Just days after the Federal Government’s approval of a massive new coal mine, it looks like rough times ahead for the classic source of fuel.

A coal-fired power station in Victoria will close just two years after its $50 million Federal Government bailout.

Meanwhile, a new report shows widespread pessimism about the future of mining in Australia among industry figures.

And a strike in WA will soon threaten the state’s reserves.

The Victorian Energy Brix project - which provides coal power and produce briquettes for export – will close next month, as its operators HRL Limited blame falling electricity wholesale prices and a reduction in demand for its brown coal briquettes.

The closure will lead to the loss of 70 direct jobs, but Environment Victoria chief executive Mark Wakeham says it may just be the start.

“It is the first coal-fired power station to close in Victoria for decades but it won't be the last... with energy demand falling quite significantly we're likely to see closures at other coal-fired power stations in the months and years ahead,” he said.

The announcement comes at the same time as the release of the Newport Consulting Mining Business Outlook Report, which has shown a fairly gloomy outlook is held by the chiefs of big mining firms.

The report says over 90 per cent of the 60 mining company bosses interviewed saw few positives coming in the next 12 months.

David Hand, the managing director Newport Consulting, has told the ABC that confidence could take years to recover.

“There's tough market conditions like low commodity prices and falling demand and the biggest challenge is productivity,” he said.

“There'll be drastic changes to the industry, especially thermal coal where we'll see more mine closures.”

“We've got timid politicians who want to head off activists, NIMBYs, environmentalists across the country who, when you start talking about opening up a mine, get a lot of media coverage saying ‘this is bad, this is evil, this is terrible’.

“Politicians have worked out there's no votes in opening a mine in 2014, so what they then do is placate their voters and the people they're concerned about, by saying; ‘We will make sure that the performance of this mine in terms of environment and safety and community involvement is as high as possible’,” Mr Hand said.

“They turn around at the miners and say; ‘Here's another 60 reports you've got to produce for us next week’, so the miners find they're investing in whole buildings full of people to produce reports for politicians.

“And that's when the miners look at it and say; ‘Well, if we were doing this mine in Brazil, it wouldn't cost us all this’.”

And finally, a nine-day stop-work at a West Australia’s Griffin Coal Mine nearly left one of the state’s three power stations without any coal.

More than 200 Griffin workers ceased production on July 17 over a dispute between the mine’s parent company and the company in charge of its workforce.

They received full pay while on strike, and returned to work on July 27.

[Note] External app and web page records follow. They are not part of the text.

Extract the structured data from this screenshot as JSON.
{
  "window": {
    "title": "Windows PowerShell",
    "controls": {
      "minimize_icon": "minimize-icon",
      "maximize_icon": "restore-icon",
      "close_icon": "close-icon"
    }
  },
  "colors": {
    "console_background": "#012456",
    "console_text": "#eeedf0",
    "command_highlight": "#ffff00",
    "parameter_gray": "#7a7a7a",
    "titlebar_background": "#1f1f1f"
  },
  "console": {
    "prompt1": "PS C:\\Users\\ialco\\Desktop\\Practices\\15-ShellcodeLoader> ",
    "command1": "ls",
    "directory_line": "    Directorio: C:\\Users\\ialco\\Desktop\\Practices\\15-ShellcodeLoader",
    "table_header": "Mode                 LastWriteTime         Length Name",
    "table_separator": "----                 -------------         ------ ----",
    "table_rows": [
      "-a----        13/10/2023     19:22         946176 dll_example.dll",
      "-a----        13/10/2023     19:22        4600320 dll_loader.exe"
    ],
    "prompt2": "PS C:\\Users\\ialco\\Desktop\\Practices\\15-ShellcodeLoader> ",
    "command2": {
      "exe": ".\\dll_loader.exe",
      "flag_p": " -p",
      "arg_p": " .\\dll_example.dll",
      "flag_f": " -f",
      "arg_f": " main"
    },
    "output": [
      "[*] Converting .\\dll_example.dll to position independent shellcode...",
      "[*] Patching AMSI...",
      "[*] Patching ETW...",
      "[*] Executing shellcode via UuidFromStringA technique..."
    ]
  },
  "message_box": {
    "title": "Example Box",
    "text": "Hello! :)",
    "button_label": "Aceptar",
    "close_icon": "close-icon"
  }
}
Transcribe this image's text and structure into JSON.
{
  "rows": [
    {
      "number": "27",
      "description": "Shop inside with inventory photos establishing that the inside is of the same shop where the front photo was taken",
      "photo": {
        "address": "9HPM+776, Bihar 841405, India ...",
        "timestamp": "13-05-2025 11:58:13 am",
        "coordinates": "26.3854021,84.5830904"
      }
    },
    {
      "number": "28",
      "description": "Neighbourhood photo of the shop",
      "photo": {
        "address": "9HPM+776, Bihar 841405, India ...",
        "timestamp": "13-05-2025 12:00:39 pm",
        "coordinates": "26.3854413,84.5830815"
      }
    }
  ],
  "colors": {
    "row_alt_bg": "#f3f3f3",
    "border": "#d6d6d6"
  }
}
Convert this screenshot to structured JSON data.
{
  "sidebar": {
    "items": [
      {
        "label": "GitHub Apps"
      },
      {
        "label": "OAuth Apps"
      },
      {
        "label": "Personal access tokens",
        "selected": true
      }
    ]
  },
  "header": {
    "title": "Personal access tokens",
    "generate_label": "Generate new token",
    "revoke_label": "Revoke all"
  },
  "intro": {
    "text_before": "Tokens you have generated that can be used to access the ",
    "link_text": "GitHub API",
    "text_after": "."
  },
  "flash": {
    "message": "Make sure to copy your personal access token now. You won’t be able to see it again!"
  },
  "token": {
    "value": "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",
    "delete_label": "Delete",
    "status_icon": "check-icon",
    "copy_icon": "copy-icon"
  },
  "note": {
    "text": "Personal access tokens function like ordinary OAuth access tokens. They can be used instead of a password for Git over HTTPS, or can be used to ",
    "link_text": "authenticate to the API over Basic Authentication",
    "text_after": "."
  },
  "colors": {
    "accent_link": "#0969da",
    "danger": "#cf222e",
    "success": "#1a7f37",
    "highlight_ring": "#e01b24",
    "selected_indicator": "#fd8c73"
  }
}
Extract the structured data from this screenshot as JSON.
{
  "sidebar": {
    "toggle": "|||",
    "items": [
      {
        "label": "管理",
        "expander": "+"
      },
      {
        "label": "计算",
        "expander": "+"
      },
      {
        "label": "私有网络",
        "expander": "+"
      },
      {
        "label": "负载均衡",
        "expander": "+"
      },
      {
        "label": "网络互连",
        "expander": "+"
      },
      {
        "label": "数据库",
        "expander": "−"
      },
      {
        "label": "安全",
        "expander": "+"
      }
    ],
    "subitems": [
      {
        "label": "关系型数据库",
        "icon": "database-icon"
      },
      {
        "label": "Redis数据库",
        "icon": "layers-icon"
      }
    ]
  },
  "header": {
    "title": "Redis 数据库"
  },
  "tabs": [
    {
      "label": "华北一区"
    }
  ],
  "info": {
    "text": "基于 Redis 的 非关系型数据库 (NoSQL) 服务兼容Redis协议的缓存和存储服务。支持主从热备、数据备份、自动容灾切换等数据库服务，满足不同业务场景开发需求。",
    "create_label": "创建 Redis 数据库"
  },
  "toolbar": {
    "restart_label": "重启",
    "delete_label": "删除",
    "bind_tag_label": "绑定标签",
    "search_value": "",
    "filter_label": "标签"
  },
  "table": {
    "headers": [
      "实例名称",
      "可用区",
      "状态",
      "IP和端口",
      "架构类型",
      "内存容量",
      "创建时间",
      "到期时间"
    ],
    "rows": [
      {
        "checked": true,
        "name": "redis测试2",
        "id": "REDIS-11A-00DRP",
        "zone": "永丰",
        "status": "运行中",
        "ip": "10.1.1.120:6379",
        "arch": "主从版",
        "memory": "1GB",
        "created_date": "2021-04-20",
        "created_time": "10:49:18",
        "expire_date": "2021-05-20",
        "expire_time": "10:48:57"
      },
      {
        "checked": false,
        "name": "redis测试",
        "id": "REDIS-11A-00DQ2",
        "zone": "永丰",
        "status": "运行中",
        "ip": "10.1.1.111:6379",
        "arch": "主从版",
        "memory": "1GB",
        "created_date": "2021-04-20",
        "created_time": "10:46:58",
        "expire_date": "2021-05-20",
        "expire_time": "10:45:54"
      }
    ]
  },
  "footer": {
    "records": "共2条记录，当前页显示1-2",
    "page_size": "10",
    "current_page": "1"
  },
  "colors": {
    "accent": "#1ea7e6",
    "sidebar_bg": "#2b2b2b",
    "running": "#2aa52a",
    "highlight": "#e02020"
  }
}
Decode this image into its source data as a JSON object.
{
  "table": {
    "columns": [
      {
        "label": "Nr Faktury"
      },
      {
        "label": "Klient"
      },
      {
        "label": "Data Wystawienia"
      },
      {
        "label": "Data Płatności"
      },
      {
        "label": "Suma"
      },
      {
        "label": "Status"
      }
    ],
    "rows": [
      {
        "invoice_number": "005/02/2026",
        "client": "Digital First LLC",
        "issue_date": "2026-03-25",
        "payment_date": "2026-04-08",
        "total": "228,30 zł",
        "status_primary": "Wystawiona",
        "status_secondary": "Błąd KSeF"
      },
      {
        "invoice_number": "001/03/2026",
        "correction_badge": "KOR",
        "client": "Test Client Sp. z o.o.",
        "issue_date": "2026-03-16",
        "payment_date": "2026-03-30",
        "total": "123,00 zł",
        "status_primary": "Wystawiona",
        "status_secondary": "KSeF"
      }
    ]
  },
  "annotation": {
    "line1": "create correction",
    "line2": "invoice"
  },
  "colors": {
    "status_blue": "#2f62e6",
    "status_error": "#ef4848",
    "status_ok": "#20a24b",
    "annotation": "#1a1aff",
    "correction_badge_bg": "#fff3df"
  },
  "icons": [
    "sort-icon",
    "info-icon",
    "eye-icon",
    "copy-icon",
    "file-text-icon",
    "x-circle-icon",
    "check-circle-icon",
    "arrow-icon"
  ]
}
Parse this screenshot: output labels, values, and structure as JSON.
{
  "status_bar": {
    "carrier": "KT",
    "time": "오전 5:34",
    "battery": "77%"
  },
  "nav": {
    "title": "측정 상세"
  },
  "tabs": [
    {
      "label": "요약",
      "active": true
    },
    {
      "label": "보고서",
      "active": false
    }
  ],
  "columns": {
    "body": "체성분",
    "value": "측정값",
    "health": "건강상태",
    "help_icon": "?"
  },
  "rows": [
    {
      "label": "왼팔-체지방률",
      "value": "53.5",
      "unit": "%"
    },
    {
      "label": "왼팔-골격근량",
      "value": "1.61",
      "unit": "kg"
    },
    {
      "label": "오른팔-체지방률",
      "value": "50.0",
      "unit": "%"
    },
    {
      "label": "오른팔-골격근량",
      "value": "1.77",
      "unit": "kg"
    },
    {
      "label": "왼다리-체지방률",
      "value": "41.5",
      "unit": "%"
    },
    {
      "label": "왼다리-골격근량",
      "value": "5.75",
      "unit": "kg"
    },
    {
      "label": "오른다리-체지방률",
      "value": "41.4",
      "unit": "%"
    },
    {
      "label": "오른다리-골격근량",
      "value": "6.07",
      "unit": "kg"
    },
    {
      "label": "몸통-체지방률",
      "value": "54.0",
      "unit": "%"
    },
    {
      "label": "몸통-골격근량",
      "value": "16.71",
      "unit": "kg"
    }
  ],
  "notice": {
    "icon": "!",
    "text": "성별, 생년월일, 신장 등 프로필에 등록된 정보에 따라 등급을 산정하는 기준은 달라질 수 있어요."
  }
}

The CFMEU claims workforce contractor Carna Civil and Mining suspended work because Lanco Infratech had not paid the contractor in May, and Griffin Coal has confirmed “contractual issues” were behind the stoppage.

A consultant to the Griffin mine has told the media that the strike deprived the Bluewaters Power Station of coal, and put its ability to provide a high proportion of the state’s power at risk. It is understood that the power station was just a day or two from running dry.

The same expert said he was optimistic that everything would be back to normal at the mine and power station soon.

But there may be more options emerging during the decline of coal, as a new report from the left-leaning Australia Institute shows Australia’s solar industry employs a “far larger” amount of people than fossil-fuelled power stations.